● **What the task asks**
Your reply should consist solely of the number of lines in the data that contain "view".

--- Data excerpts ---

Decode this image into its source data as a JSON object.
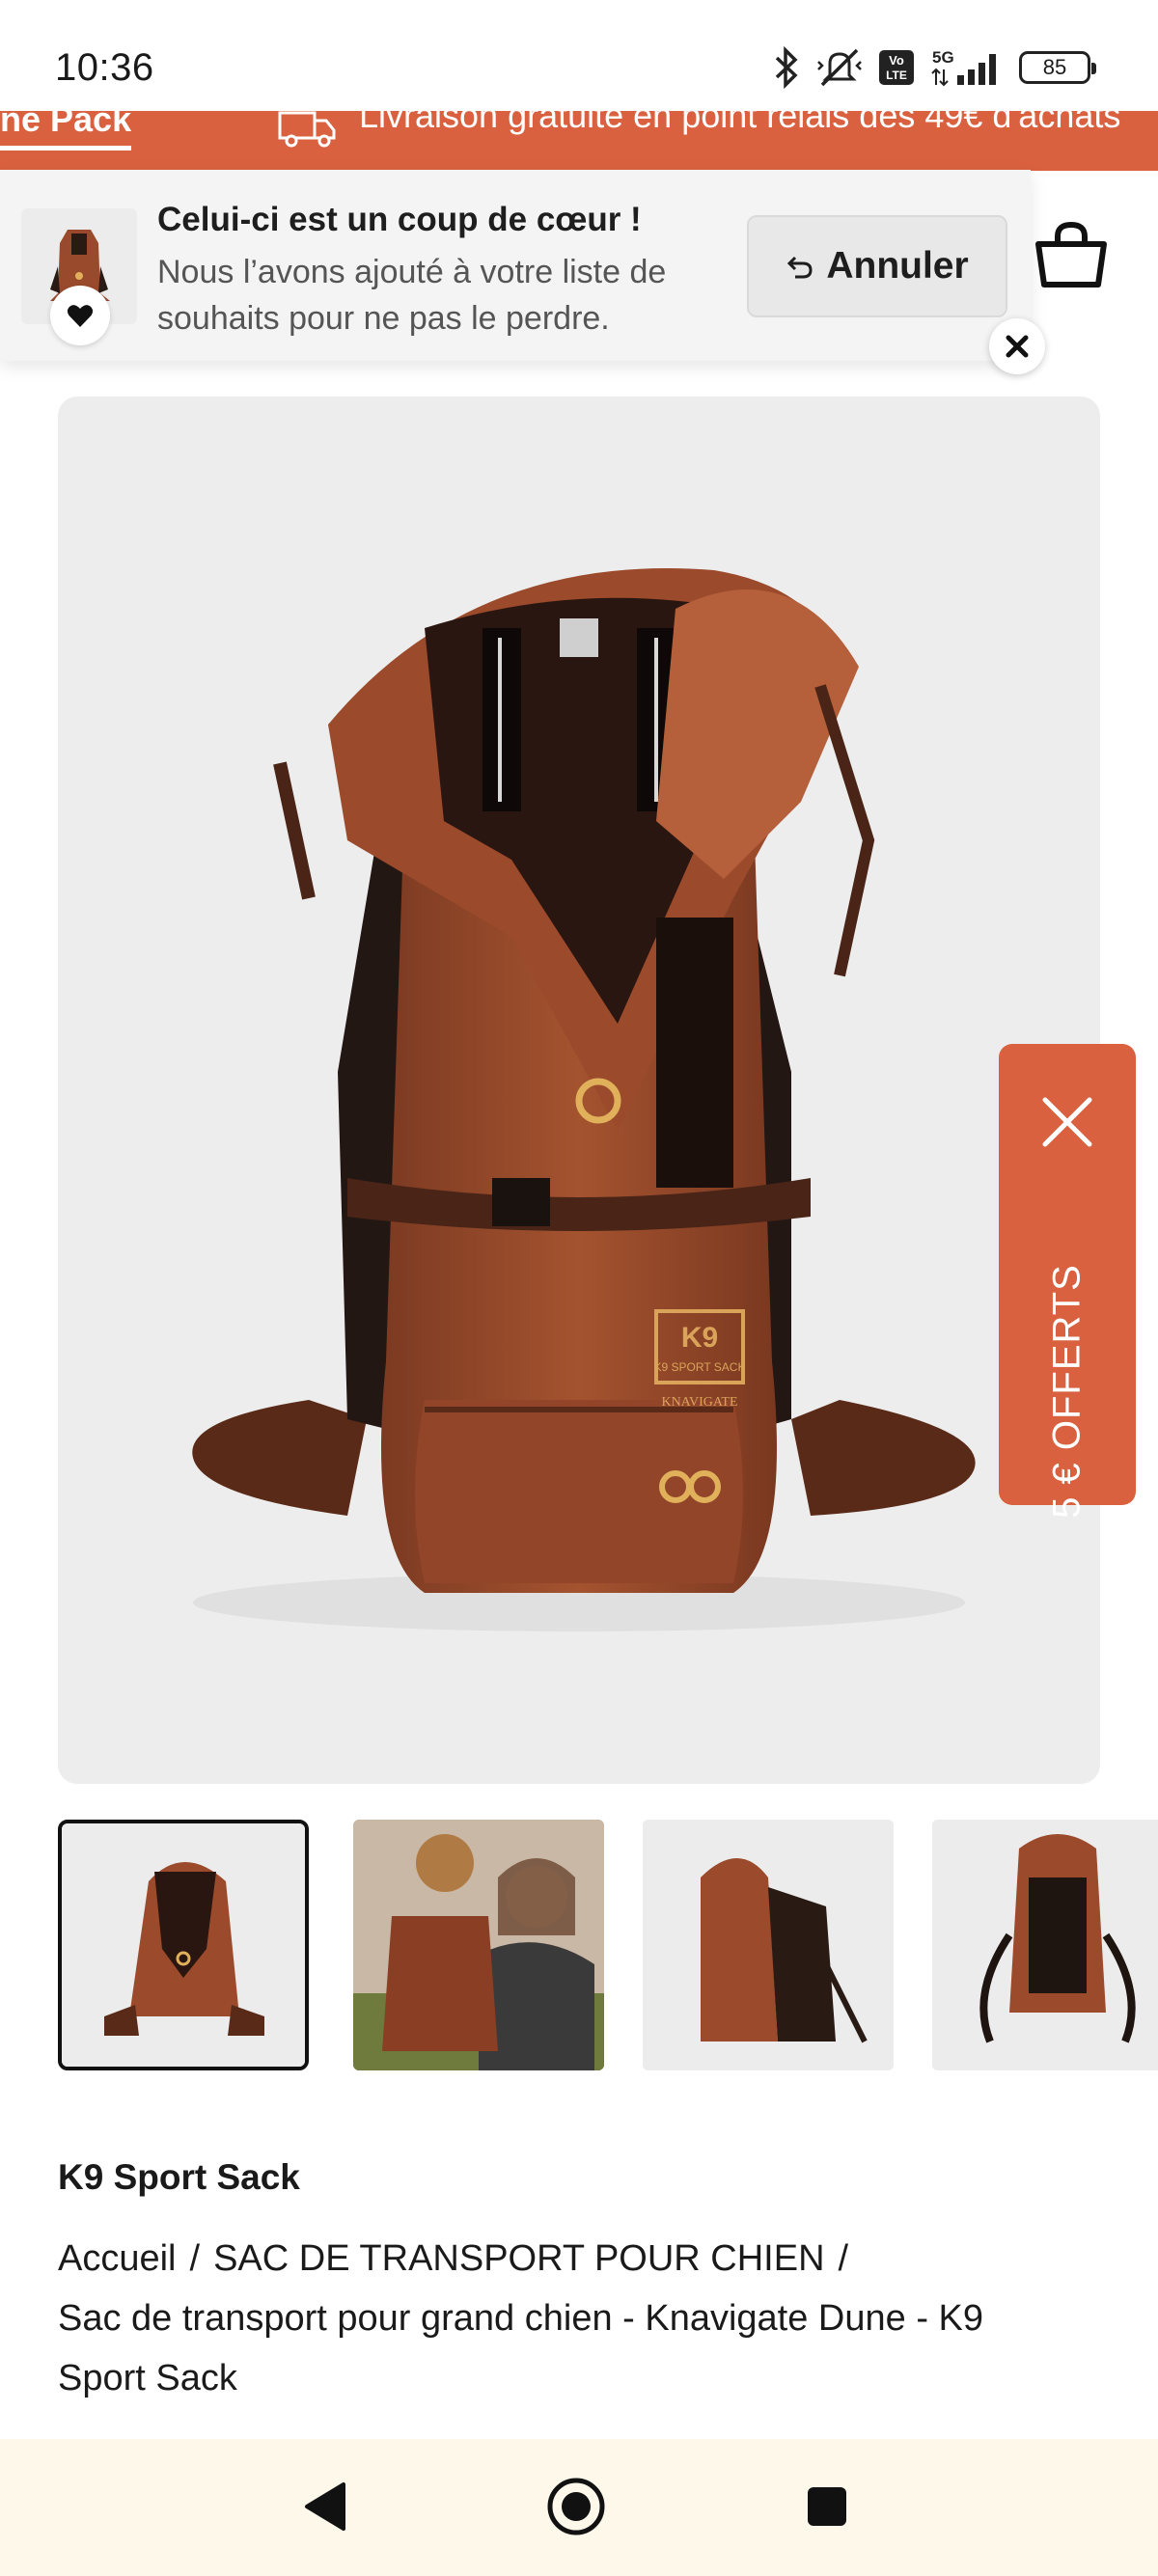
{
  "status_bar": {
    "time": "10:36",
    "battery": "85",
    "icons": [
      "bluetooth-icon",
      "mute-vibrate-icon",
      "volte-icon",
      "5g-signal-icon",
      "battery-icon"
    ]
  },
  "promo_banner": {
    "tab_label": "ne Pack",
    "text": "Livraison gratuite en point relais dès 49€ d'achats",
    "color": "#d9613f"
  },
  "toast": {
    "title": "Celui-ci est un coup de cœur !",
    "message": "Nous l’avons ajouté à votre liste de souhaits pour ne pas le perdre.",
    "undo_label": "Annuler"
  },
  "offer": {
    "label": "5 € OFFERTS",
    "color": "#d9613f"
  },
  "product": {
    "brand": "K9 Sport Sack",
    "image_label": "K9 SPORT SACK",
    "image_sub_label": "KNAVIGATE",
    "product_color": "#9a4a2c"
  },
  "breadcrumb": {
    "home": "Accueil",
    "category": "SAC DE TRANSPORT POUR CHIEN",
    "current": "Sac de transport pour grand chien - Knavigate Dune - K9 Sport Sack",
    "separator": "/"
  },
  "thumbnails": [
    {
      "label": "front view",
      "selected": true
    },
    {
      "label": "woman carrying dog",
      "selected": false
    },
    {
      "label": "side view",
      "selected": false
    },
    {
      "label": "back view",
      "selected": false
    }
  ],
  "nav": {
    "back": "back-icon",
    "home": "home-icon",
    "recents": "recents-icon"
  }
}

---

● **Response to this exercise**
3